◆ **What you will do**
Scan the entries for "title". Every line that holds it is to be copied.

◆ **Available data**
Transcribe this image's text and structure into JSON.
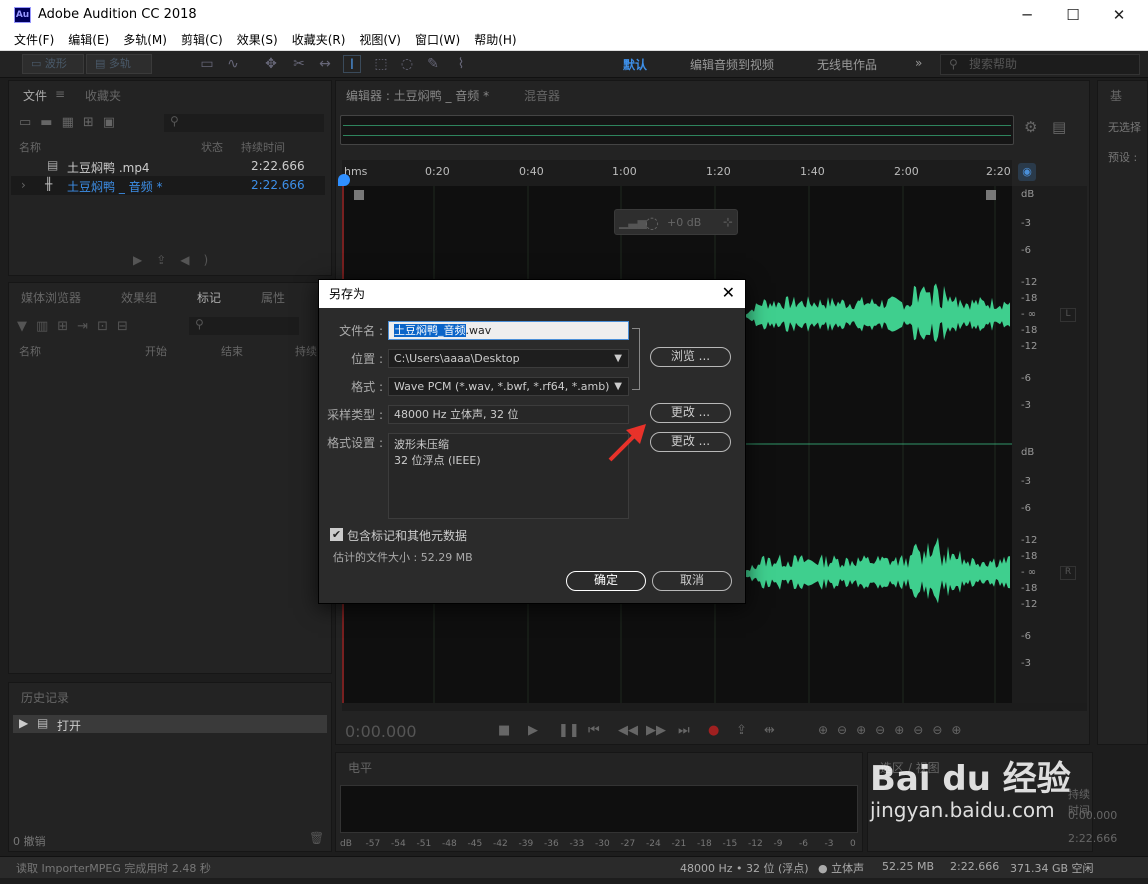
{
  "window": {
    "title": "Adobe Audition CC 2018",
    "icon_text": "Au",
    "minimize": "─",
    "maximize": "☐",
    "close": "✕"
  },
  "menu": [
    "文件(F)",
    "编辑(E)",
    "多轨(M)",
    "剪辑(C)",
    "效果(S)",
    "收藏夹(R)",
    "视图(V)",
    "窗口(W)",
    "帮助(H)"
  ],
  "toolbar": {
    "waveform": "波形",
    "multitrack": "多轨",
    "workspaces": [
      "默认",
      "编辑音频到视频",
      "无线电作品"
    ],
    "more": "»",
    "search_placeholder": "搜索帮助"
  },
  "files_panel": {
    "tabs": [
      "文件",
      "收藏夹"
    ],
    "columns": [
      "名称",
      "状态",
      "持续时间"
    ],
    "rows": [
      {
        "name": "土豆焖鸭 .mp4",
        "duration": "2:22.666"
      },
      {
        "name": "土豆焖鸭 _ 音频 *",
        "duration": "2:22.666"
      }
    ]
  },
  "media_panel": {
    "tabs": [
      "媒体浏览器",
      "效果组",
      "标记",
      "属性"
    ],
    "columns": [
      "名称",
      "开始",
      "结束",
      "持续"
    ]
  },
  "history_panel": {
    "title": "历史记录",
    "item": "打开",
    "undo_count": "0 撤销"
  },
  "editor": {
    "tab": "编辑器 : 土豆焖鸭 _ 音频 *",
    "mixer_tab": "混音器",
    "gain_label": "+0 dB",
    "time_display": "0:00.000"
  },
  "timeline_ticks": [
    "hms",
    "0:20",
    "0:40",
    "1:00",
    "1:20",
    "1:40",
    "2:00",
    "2:20"
  ],
  "db_scale": [
    "dB",
    "-3",
    "-6",
    "-12",
    "-18",
    "- ∞",
    "-18",
    "-12",
    "-6",
    "-3"
  ],
  "channels": {
    "left": "L",
    "right": "R"
  },
  "right_panel": {
    "title": "基",
    "line1": "无选择",
    "line2": "预设 :"
  },
  "levels": {
    "title": "电平",
    "ticks": [
      "dB",
      "-57",
      "-54",
      "-51",
      "-48",
      "-45",
      "-42",
      "-39",
      "-36",
      "-33",
      "-30",
      "-27",
      "-24",
      "-21",
      "-18",
      "-15",
      "-12",
      "-9",
      "-6",
      "-3",
      "0"
    ]
  },
  "selection_panel": {
    "title": "选区 / 视图",
    "duration_header": "持续时间",
    "vals": [
      "0:00.000",
      "2:22.666"
    ]
  },
  "status": {
    "left": "读取 ImporterMPEG 完成用时 2.48 秒",
    "format": "48000 Hz • 32 位 (浮点)",
    "channels": "● 立体声",
    "size": "52.25 MB",
    "duration": "2:22.666",
    "free": "371.34 GB 空闲"
  },
  "dialog": {
    "title": "另存为",
    "close": "✕",
    "filename_label": "文件名 :",
    "filename_selected": "土豆焖鸭_音频",
    "filename_ext": ".wav",
    "location_label": "位置 :",
    "location": "C:\\Users\\aaaa\\Desktop",
    "browse": "浏览 ...",
    "format_label": "格式 :",
    "format": "Wave PCM (*.wav, *.bwf, *.rf64, *.amb)",
    "sample_label": "采样类型 :",
    "sample": "48000 Hz 立体声, 32 位",
    "change": "更改 ...",
    "settings_label": "格式设置 :",
    "settings_line1": "波形未压缩",
    "settings_line2": "32 位浮点 (IEEE)",
    "include_meta": "包含标记和其他元数据",
    "est_size": "估计的文件大小 : 52.29 MB",
    "ok": "确定",
    "cancel": "取消"
  },
  "watermark": {
    "brand": "Bai du 经验",
    "url": "jingyan.baidu.com"
  },
  "colors": {
    "waveform": "#3fcf8e",
    "accent": "#2f8fff",
    "playhead": "#2f8fff",
    "arrow": "#e8322a"
  }
}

◆ **Answer to the exercise**
    "title": "Adobe Audition CC 2018",
    "title": "历史记录",
    "title": "基",
    "title": "电平",
    "title": "选区 / 视图",
    "title": "另存为",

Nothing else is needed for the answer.